**Task to complete**
Search the data below for "Move"; list each line that holds it.

____ Extracted records

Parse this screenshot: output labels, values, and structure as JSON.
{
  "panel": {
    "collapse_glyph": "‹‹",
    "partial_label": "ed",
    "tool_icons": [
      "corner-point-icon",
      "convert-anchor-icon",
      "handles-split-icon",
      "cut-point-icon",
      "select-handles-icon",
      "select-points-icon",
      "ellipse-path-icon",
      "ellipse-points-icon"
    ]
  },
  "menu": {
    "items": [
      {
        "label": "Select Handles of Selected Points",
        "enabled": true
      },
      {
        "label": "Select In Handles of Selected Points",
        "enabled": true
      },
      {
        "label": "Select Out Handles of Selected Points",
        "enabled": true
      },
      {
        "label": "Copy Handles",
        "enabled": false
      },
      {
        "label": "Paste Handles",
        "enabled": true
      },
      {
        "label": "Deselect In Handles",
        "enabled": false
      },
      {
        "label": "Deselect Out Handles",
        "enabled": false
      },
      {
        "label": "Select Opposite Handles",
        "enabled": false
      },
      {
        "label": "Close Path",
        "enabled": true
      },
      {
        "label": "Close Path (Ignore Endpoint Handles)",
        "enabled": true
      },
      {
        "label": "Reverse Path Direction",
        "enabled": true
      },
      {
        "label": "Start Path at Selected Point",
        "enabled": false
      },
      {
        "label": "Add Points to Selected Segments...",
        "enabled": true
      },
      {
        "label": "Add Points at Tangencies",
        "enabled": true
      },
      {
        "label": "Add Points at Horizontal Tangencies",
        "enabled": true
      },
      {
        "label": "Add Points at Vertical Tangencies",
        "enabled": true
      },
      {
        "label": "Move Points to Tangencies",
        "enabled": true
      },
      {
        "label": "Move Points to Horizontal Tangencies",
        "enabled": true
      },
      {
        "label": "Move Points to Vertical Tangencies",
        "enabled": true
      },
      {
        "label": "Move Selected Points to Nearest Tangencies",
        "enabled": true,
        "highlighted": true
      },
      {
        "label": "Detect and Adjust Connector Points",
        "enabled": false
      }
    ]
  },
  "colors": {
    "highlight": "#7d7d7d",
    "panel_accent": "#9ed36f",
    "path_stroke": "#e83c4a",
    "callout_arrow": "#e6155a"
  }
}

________
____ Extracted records

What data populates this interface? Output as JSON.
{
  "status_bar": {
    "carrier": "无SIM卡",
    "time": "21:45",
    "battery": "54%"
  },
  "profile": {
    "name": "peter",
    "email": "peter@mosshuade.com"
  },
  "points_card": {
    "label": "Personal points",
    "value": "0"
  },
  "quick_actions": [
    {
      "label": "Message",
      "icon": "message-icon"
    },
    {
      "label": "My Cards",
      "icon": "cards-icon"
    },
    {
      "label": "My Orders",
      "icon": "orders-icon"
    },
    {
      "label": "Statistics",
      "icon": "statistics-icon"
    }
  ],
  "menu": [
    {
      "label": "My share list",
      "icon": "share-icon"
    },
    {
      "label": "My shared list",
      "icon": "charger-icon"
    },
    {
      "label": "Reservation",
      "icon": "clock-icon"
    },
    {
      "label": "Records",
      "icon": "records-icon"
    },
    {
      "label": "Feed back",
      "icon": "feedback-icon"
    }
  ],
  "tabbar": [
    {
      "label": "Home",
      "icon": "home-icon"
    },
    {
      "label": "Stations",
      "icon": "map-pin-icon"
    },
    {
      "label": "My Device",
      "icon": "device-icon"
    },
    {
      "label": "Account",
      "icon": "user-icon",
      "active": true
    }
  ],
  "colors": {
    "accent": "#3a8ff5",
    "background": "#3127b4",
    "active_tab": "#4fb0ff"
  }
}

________

**Answer for this exercise**
        "label": "Move Points to Tangencies",
        "label": "Move Points to Horizontal Tangencies",
        "label": "Move Points to Vertical Tangencies",
        "label": "Move Selected Points to Nearest Tangencies",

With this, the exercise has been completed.